Entities principally involved were accounts, contacts and products (to use Salesforce terminology). Some top level rules;
Best case scenario: Whatever is changed in one system is seamlessly, reliably and immediately reflected in the other two as necessary.
“2-phased commit” I hear you murmur. This implies the following: For each CRUD change a system is considering, the following logical procedure is followed:
Sounds simple. But it’s not. For many practical reasons. For starters, none of the systems could be reasonably changed such that their UI’s would operate without updating their native database prior to any asynchronous validity callout. And I’ve completely ignored the thorny issue of tracking key equivalents (i.e. we must record a cross reference of entity Id’s).
Given a limited budget, we settled for a pragmatic approach. The pragmatic approach took the form of;
“We expect synchronisation failures. We will try and make them as infrequent and inconsequential as possible. We will detect and report them. We will have procedures to rectify them”.
Leaving out the inevitable complexities involved, here’s the summary of what we did:
First, we ensured that the validation rules for each system was as closely aligned as possible.

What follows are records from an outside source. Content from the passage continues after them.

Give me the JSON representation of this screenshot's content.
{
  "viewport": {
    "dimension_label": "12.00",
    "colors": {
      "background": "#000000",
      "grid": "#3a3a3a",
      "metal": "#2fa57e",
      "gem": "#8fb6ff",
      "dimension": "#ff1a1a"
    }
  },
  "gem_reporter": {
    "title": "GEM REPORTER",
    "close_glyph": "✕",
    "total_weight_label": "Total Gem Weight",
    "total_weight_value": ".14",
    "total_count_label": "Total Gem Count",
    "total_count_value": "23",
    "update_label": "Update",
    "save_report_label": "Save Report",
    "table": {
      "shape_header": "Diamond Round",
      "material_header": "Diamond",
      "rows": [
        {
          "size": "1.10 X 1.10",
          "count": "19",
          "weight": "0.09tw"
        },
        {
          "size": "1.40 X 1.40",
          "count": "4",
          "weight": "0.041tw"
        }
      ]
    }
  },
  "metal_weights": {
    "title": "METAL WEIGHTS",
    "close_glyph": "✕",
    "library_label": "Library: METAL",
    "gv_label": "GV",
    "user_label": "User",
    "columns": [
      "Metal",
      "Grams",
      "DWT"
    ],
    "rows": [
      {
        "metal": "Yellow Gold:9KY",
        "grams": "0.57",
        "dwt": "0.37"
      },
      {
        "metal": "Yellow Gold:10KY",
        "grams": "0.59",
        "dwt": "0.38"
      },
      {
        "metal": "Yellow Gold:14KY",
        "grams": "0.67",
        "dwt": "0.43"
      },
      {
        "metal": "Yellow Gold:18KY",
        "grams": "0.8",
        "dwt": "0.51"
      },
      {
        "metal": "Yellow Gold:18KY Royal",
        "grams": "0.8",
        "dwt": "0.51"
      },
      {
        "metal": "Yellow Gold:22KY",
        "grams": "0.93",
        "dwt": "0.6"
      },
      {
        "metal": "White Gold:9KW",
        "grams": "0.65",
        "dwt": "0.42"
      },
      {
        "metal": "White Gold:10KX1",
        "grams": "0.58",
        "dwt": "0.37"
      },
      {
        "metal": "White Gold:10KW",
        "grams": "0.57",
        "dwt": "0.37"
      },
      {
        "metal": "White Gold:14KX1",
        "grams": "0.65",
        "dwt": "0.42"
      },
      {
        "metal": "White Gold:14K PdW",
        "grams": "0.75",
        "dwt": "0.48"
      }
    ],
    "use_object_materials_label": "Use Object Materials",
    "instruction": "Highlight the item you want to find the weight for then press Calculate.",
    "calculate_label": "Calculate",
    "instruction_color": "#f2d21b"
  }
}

This means that if a CRUD succeeds in one, it will very likely succeed in the others. Second, we had a “fire and forget” notification strategy. In other words, once a CRUD operation succeeded in the native system it dispatched a message to a central service without the need for further error processing – the system simply assumed that all would be well. Third, each system would read a queue of inbound CRUD changes, apply those changes (if it so chose) and be given the opportunity to report back if it could not.
Thus we made the implementation task for each system both feasible and simple, putting all the smarts into the central management service. Each system interacts with the central management service by reading and writing standardised messages to designated queues.

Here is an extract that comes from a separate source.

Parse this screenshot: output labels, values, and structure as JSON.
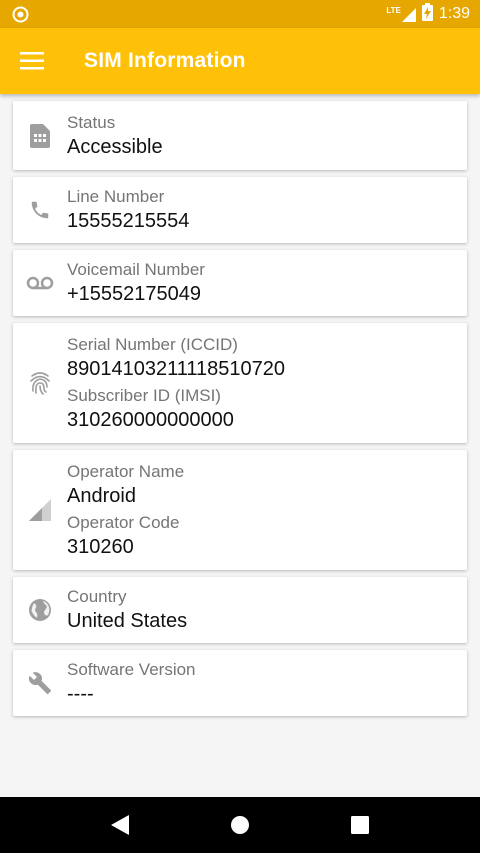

So what does our central management service do? Its primary task is to manage the cross referencing of entity identifiers. As each message is received it will have at least one identifier specific to the entity to which the CRUD operation applies but may have other identifiers to “joins” – like the account to which a contact belongs. The service maintains a cross reference table of identifiers from all three systems and performs a translation on the incoming message before forwarding the message to the inbound queue for the other systems. If the primary identifier cannot be translated it’s interpreted as a new item.
From each system’s perspective, it only knows about its own identifiers and these are what it encodes in the messages it sends (together with other data content). If a system creates a new item, it has the responsibility of sending a message back to the central management service with the new identifier so that the server can record it as appropriate.
One little point of detail worth mentioning: Each system must differentiate between a change made by the application of a message from the queue versus any other means (eg via its UI). Changes made by the former must not dispatch a CRUD message back out or else we’ll have a merry-go-round!
So what can possibly go wrong? Well, a few things. Principally, it’s about messages failing to get applied into a system, and these errors are collated and reported for easy diagnostics and recovery by the central service. It is also possible for a change to be made on one system to overwrite an almost simultaneous change made in another on the same object. For a banking system this would be disastrous. In our situation, the business is happy to take the compromise based on a) it being extremely unlikely to occur and b) it being not particularly bothersome if it does. Besides, even the 2-phased commit procedure mentioned earlier would require enhancement to avoid this problem.
The use of a persistent queuing system, like RabbitMQ provides a great decoupling of system components and ensures system availability, even if functional components have to be taken down from time to time – messages are simply queued up.
In summary, we implemented a design pattern that supports any number of systems and minimised the work required to introduce each system. The service is resilient and responsive achieving near real-time synchronicity with appropriate error handling support.